→ **INSTRUCTIONS TO FOLLOW**:
Lines in the entries below where the word "true" shows up should each be copied.
(SUPPLIED RECORDS begins)
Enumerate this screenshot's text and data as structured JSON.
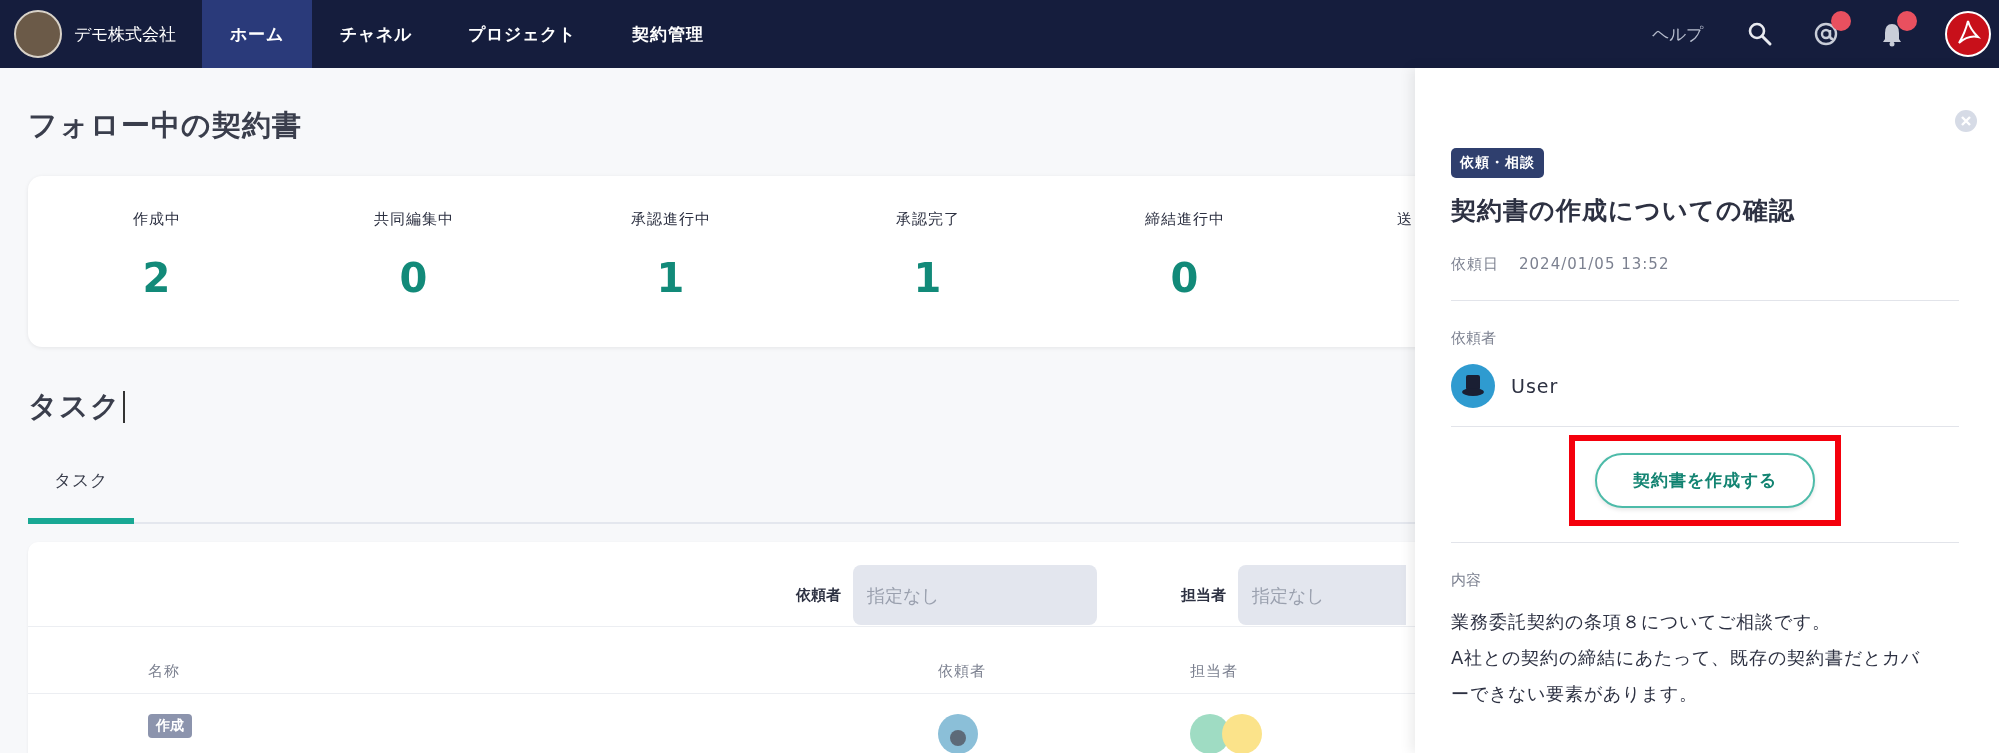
{
  "topbar": {
    "company": "デモ株式会社",
    "nav": [
      {
        "label": "ホーム",
        "selected": true
      },
      {
        "label": "チャネル",
        "selected": false
      },
      {
        "label": "プロジェクト",
        "selected": false
      },
      {
        "label": "契約管理",
        "selected": false
      }
    ],
    "help": "ヘルプ",
    "mention_badge": true,
    "notification_badge": true
  },
  "followed": {
    "heading": "フォロー中の契約書",
    "stats": [
      {
        "label": "作成中",
        "count": "2"
      },
      {
        "label": "共同編集中",
        "count": "0"
      },
      {
        "label": "承認進行中",
        "count": "1"
      },
      {
        "label": "承認完了",
        "count": "1"
      },
      {
        "label": "締結進行中",
        "count": "0"
      },
      {
        "label": "送"
      }
    ]
  },
  "tasks": {
    "heading": "タスク",
    "tabs": [
      {
        "label": "タスク",
        "selected": true
      }
    ],
    "filters": [
      {
        "label": "依頼者",
        "placeholder": "指定なし"
      },
      {
        "label": "担当者",
        "placeholder": "指定なし"
      }
    ],
    "columns": [
      "名称",
      "依頼者",
      "担当者"
    ],
    "rows": [
      {
        "tag": "作成"
      }
    ]
  },
  "panel": {
    "category": "依頼・相談",
    "title": "契約書の作成についての確認",
    "date_label": "依頼日",
    "date": "2024/01/05 13:52",
    "requester_label": "依頼者",
    "requester": "User",
    "action": "契約書を作成する",
    "action_highlighted": true,
    "content_label": "内容",
    "content": [
      "業務委託契約の条項８についてご相談です。",
      "A社との契約の締結にあたって、既存の契約書だとカバーできない要素があります。"
    ]
  }
}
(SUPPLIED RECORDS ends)
→ **SOLUTION FOR THIS EXERCISE**:
        "selected": true
    "mention_badge": true,
    "notification_badge": true
        "selected": true
    "action_highlighted": true,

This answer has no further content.